Moving is a stressful process, and packing up all your belongings takes up significant time and causes a disruption of our natural routine. For college students, this often occurs at the beginning and end of the school year. Harvard startup QuikForce leverages technology to streamline the moving process and make your move less stressful.
Founder Desmond Lim, a recent graduate of Harvard’s Master in Public Policy program, created QuikForce to help movers and drivers have a faster and more efficient experience.
“When you have to move, it’s a huge pain—you have to call moving companies and schedule a move,” he said. Lim’s inspiration for the startup came from his father, who had his own moving company in his native Singapore. Lim, before arriving to the United States for college, helped his father during his spare time.
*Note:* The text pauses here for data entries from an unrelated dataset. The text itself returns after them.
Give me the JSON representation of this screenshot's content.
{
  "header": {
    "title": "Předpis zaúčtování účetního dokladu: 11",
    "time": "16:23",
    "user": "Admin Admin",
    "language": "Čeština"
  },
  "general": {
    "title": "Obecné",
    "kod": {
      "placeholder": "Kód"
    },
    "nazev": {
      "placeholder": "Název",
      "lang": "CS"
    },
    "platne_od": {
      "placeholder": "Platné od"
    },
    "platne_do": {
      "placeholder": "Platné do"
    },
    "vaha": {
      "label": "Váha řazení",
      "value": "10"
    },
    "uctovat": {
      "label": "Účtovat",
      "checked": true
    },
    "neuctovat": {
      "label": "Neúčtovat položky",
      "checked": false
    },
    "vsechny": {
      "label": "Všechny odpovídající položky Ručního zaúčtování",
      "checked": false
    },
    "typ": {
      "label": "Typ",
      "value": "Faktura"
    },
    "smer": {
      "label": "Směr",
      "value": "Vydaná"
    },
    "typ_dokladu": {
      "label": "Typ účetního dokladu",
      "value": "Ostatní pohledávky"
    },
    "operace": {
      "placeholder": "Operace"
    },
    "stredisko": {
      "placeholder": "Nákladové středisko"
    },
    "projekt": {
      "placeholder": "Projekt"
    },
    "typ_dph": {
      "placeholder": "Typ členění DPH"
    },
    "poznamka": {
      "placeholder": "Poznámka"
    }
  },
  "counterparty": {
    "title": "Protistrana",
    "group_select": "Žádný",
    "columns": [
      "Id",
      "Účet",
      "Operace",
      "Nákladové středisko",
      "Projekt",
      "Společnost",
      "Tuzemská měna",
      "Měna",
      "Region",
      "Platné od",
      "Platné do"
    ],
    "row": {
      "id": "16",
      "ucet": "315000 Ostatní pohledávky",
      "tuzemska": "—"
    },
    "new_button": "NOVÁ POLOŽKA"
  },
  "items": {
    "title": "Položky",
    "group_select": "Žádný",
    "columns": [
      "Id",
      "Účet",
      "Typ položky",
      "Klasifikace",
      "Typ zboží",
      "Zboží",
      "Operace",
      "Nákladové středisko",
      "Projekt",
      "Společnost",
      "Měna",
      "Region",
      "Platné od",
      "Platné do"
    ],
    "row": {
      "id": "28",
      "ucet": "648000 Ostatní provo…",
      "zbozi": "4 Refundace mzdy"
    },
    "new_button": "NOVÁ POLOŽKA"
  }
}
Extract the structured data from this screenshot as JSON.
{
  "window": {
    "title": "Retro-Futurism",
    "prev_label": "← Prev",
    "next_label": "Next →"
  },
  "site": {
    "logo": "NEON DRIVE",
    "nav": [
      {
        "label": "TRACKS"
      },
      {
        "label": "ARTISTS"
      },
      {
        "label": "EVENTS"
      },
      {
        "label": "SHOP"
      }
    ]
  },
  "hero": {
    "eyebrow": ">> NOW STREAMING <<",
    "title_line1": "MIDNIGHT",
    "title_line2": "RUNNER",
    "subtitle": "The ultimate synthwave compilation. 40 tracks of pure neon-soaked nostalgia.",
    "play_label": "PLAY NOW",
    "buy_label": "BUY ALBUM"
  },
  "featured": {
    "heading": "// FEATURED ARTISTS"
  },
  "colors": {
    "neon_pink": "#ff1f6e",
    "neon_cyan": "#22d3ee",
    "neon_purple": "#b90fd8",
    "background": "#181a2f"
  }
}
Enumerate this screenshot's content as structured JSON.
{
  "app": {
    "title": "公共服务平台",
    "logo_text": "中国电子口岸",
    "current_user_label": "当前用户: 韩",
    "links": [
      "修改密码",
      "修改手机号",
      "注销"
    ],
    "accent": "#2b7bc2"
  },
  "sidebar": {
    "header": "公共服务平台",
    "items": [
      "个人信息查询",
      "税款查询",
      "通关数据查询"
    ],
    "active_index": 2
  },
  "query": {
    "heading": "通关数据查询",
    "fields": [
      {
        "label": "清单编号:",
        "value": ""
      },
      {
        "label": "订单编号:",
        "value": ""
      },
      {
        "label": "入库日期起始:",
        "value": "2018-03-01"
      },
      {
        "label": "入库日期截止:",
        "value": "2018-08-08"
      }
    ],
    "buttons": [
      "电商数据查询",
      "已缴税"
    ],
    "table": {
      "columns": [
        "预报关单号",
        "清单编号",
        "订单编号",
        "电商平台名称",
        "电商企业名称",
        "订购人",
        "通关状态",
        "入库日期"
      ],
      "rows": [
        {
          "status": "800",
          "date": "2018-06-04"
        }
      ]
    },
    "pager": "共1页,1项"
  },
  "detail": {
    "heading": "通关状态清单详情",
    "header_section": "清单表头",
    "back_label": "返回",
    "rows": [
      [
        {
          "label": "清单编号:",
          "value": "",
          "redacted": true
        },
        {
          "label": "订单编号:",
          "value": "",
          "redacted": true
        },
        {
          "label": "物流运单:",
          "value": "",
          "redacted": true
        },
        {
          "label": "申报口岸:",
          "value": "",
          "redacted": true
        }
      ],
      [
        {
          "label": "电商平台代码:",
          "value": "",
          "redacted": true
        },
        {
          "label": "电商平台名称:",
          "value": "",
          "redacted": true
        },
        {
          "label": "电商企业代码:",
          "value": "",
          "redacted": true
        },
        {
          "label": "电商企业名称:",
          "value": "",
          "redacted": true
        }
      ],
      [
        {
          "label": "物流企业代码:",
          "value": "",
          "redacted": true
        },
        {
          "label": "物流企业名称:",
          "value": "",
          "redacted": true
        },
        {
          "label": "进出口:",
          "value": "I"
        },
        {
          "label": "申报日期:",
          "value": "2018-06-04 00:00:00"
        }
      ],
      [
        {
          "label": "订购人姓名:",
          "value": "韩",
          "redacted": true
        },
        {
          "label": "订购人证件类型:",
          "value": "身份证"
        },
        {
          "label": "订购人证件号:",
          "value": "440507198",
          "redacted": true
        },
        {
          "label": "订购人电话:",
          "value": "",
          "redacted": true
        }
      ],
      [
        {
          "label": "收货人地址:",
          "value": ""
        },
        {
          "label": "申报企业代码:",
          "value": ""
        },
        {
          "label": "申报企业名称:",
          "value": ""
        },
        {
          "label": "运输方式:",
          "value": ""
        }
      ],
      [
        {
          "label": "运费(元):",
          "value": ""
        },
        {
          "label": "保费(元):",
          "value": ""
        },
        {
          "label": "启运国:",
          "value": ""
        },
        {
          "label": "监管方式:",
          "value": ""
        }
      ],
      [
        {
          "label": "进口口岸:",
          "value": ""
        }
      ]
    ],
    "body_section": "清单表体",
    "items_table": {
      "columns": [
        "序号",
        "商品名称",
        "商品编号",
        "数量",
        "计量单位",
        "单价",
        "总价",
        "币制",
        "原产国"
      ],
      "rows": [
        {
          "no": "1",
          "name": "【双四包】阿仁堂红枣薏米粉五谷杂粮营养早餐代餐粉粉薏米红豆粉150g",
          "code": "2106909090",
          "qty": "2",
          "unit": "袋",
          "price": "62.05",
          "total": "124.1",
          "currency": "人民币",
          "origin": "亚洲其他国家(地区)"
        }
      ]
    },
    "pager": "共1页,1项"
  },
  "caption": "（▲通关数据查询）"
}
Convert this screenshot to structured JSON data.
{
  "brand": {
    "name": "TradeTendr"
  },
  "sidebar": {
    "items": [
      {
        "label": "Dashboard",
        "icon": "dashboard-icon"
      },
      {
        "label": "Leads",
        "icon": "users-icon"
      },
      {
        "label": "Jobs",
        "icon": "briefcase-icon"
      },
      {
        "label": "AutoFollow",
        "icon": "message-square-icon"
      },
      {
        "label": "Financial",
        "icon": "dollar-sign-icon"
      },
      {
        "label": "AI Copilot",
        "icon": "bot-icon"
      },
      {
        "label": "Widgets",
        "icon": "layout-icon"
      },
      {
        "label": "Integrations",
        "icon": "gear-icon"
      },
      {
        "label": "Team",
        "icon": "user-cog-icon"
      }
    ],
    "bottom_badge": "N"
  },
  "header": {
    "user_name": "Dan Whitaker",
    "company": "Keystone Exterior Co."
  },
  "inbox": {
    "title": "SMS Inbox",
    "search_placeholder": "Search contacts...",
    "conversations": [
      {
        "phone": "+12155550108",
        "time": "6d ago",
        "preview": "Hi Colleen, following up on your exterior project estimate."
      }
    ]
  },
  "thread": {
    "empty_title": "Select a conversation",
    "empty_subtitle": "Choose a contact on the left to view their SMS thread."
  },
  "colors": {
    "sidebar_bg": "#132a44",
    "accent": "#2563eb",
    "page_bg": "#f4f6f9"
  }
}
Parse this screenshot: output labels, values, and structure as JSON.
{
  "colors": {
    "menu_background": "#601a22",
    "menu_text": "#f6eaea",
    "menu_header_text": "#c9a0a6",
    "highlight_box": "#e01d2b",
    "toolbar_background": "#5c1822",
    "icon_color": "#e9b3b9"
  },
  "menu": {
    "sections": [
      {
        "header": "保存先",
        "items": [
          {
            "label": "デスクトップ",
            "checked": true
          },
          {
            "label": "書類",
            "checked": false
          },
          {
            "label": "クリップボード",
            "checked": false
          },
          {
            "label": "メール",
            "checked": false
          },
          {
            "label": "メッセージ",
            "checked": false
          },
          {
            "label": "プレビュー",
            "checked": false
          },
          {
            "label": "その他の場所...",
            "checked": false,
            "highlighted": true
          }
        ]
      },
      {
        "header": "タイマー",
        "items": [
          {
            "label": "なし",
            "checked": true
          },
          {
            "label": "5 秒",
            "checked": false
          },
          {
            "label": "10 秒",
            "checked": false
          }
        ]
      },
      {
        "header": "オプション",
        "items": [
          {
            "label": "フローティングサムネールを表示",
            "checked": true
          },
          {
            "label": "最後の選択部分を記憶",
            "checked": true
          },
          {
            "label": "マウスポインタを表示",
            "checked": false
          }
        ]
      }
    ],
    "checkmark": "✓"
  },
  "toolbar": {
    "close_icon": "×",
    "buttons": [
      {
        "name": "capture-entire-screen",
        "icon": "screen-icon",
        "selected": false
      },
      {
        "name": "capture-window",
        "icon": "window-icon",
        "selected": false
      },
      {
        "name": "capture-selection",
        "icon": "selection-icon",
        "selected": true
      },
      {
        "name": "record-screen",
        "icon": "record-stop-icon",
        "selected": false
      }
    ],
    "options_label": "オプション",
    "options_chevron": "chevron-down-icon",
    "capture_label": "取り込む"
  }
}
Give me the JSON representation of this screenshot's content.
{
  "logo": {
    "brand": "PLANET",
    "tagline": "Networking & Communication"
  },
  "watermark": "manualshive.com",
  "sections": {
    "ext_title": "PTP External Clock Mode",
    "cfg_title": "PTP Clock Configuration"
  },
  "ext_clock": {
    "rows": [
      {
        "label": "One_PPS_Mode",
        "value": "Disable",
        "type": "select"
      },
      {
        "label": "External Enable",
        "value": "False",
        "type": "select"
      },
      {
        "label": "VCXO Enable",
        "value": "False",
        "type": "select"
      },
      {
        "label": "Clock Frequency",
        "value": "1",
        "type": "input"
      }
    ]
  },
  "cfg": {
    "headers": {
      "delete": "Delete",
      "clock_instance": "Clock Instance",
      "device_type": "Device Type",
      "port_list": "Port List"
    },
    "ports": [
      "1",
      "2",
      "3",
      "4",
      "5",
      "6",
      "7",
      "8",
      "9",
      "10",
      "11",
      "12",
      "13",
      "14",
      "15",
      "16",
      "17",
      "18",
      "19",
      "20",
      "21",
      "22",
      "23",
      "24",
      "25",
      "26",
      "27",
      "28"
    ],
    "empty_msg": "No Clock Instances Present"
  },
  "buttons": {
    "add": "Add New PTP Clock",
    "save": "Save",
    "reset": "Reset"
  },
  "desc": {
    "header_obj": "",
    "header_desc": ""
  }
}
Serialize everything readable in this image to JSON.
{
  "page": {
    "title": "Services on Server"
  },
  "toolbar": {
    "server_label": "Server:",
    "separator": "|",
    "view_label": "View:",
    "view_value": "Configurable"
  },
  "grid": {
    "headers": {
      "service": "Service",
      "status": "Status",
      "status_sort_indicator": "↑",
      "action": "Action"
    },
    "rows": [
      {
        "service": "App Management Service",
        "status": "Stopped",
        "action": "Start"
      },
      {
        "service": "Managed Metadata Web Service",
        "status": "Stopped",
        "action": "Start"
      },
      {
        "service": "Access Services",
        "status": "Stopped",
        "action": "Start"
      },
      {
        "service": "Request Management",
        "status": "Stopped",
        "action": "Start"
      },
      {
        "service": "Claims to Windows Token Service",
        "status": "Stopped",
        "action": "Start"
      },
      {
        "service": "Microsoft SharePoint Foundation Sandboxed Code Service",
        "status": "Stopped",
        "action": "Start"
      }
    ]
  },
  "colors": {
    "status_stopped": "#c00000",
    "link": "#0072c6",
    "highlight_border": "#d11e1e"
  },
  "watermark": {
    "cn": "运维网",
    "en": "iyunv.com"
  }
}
QuikForce’s website features a booking system in which customers can select how many and which types of items they wish to move. Customers can select if they have any fragile items, as well as the amount of stairs movers will need to travel. This is used to calculate the approximate length the move will take. Next, users will select their first and second preference of moving days, as well as their contact information. The total cost and time for the move is then calculated.
“We have a fixed hourly rate of $120 per hour and collect a fee for every move booked through us,” Lim said.
Currently, QuikForce accepts cash payments and payments digitally via Stripe. Lim believes, however, that he will add additional electronic payment methods in the future. “We hope to create a mobile app for our platform to include payments and a timer for the customer’s move,” he said. QuikForce ensures that customers are guaranteed that a professional moving company will be handing their move.
QuikForce also has a SaaS (Software as a Service) product in which moving companies can book, schedule, and plan their moves which will allow these firms to be more productive and more efficient with their time. Lim and his team created a dynamic algorithm after it analyzed thousands of moves in the Boston area so that it can match customers with the correct moving firm for each client’s situation. With over 50 million Americans moving each year, Lim believes he can disrupt the $20 billion moving industry. Lim’s company has already partnered with over 50 local moving companies onto the platform. QuikForce’s team is made up of students from Harvard, MIT, Princeton, Penn, Boston University, and Northeastern.
Lim praised the Harvard Innovation Lab for the support it provided QuikForce and its team. “We had the opportunity to meet with other startups, meet with mentors, and learn from others who have been through the process,” he said.
QuikForce is currently available to use in Boston and Miami, and the company is planning to expand to Dallas this summer, according to Lim. Looking to the future, Lim believes his platform could add new services as the company grows. But right now, Lim believes the simplicity of the QuikForce platform has led to higher customer appreciation.
“We have closed over 100 moves and have received great feedback from our clients—it takes as little as a few clicks to book a move,” Lim said. He emphasized how important his team has been in establishing QuikForce. “One of the things I focused on since the beginning, was finding the right team—the right people with a unique skillset and culture fit was important to me.”
Featured Image by William Mennicken / Heights Staff